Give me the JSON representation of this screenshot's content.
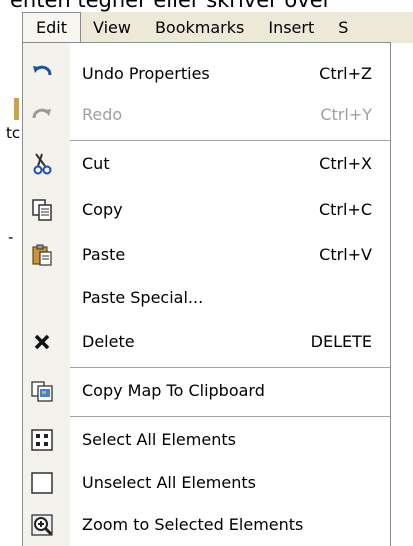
{
  "background": {
    "top_text": "enten tegner eller skriver over",
    "fragment_1": "tc",
    "fragment_2": "-"
  },
  "menubar": {
    "items": [
      {
        "label": "Edit",
        "active": true
      },
      {
        "label": "View"
      },
      {
        "label": "Bookmarks"
      },
      {
        "label": "Insert"
      },
      {
        "label": "S"
      }
    ]
  },
  "menu": {
    "items": [
      {
        "icon": "undo-icon",
        "label": "Undo  Properties",
        "shortcut": "Ctrl+Z",
        "enabled": true
      },
      {
        "icon": "redo-icon",
        "label": "Redo",
        "shortcut": "Ctrl+Y",
        "enabled": false
      },
      {
        "icon": "cut-icon",
        "label": "Cut",
        "shortcut": "Ctrl+X",
        "enabled": true
      },
      {
        "icon": "copy-icon",
        "label": "Copy",
        "shortcut": "Ctrl+C",
        "enabled": true
      },
      {
        "icon": "paste-icon",
        "label": "Paste",
        "shortcut": "Ctrl+V",
        "enabled": true
      },
      {
        "icon": "",
        "label": "Paste Special...",
        "shortcut": "",
        "enabled": true
      },
      {
        "icon": "delete-icon",
        "label": "Delete",
        "shortcut": "DELETE",
        "enabled": true
      },
      {
        "icon": "copy-map-icon",
        "label": "Copy Map To Clipboard",
        "shortcut": "",
        "enabled": true
      },
      {
        "icon": "select-all-icon",
        "label": "Select All Elements",
        "shortcut": "",
        "enabled": true
      },
      {
        "icon": "unselect-all-icon",
        "label": "Unselect All Elements",
        "shortcut": "",
        "enabled": true
      },
      {
        "icon": "zoom-selected-icon",
        "label": "Zoom to Selected Elements",
        "shortcut": "",
        "enabled": true
      }
    ]
  }
}
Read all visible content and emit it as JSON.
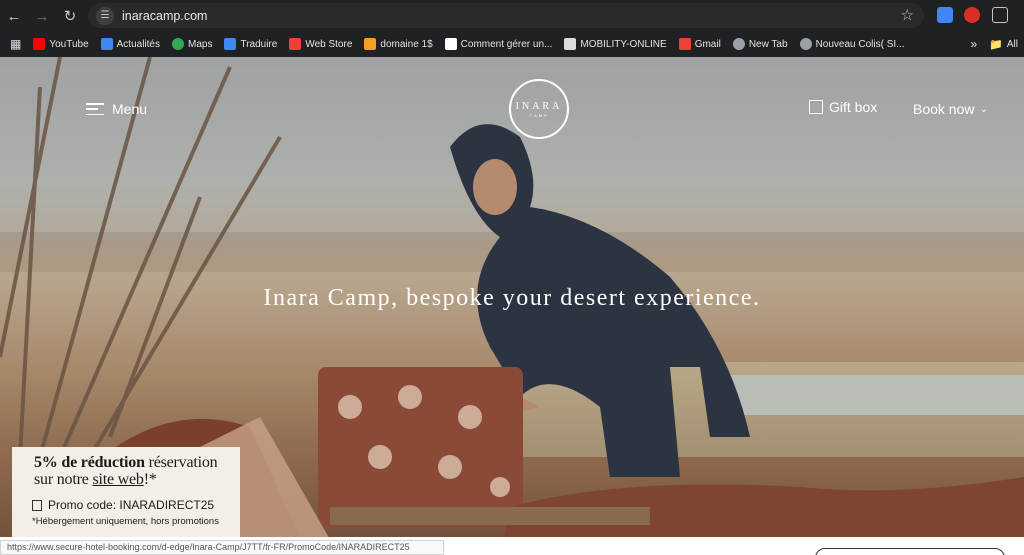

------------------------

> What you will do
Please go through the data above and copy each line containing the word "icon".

> Answer to the problem
        "icon": "undo-icon",
        "icon": "redo-icon",
        "icon": "cut-icon",
        "icon": "copy-icon",
        "icon": "paste-icon",
        "icon": "",
        "icon": "delete-icon",
        "icon": "copy-map-icon",
        "icon": "select-all-icon",
        "icon": "unselect-all-icon",
        "icon": "zoom-selected-icon",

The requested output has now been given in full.